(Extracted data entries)
☆ ☆ ☆ ☆ ☆
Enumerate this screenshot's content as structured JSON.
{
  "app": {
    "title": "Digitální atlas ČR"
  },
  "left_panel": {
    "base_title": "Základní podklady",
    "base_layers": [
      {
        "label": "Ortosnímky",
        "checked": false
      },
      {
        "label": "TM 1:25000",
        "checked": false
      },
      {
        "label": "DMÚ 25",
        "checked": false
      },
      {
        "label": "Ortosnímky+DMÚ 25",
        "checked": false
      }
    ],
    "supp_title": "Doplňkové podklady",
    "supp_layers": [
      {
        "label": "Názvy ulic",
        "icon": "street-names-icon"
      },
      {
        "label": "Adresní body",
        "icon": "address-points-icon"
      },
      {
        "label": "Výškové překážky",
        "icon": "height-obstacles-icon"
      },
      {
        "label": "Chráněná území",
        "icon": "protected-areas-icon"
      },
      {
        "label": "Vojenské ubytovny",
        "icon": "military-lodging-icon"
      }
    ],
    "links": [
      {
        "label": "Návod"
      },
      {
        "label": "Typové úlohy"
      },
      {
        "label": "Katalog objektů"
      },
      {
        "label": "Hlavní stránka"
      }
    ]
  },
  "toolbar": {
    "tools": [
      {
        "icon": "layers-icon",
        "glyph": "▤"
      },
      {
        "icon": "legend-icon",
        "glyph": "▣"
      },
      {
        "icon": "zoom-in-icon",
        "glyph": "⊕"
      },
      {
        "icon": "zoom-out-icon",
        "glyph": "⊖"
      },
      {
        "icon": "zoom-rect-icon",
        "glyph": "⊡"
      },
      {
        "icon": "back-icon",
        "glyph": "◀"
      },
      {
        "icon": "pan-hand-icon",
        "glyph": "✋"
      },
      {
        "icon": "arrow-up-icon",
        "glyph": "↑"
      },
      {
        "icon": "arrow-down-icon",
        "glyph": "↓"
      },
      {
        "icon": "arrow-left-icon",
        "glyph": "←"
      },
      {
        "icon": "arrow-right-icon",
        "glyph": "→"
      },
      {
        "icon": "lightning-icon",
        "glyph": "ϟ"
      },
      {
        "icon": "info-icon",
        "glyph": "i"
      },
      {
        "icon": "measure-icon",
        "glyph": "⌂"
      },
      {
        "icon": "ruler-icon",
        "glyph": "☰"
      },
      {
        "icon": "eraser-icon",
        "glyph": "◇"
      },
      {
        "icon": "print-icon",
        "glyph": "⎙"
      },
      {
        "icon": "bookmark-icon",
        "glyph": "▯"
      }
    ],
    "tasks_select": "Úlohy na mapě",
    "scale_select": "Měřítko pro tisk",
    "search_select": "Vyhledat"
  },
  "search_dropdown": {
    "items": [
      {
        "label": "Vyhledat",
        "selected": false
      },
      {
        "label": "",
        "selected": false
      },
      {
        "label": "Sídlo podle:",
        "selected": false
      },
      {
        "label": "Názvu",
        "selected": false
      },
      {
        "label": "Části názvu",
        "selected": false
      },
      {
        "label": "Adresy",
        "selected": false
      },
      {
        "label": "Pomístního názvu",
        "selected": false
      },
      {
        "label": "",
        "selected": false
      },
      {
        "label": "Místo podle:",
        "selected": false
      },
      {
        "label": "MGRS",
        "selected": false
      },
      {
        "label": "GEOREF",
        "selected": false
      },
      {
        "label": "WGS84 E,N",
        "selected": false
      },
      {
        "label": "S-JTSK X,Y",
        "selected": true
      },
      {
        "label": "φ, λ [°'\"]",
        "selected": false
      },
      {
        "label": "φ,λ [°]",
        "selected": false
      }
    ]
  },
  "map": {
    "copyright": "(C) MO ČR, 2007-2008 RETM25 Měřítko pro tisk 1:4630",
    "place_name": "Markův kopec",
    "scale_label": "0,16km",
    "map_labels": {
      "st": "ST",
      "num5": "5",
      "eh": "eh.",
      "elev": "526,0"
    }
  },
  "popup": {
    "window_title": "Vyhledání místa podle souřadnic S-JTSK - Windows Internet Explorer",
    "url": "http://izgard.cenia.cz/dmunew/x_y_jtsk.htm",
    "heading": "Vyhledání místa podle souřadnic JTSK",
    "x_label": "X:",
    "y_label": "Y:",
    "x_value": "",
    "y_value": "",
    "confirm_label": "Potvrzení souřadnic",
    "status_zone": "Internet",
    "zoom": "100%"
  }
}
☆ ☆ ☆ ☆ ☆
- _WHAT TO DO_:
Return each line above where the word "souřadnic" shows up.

- _EXPECTED ANSWER_:
    "window_title": "Vyhledání místa podle souřadnic S-JTSK - Windows Internet Explorer",
    "heading": "Vyhledání místa podle souřadnic JTSK",
    "confirm_label": "Potvrzení souřadnic",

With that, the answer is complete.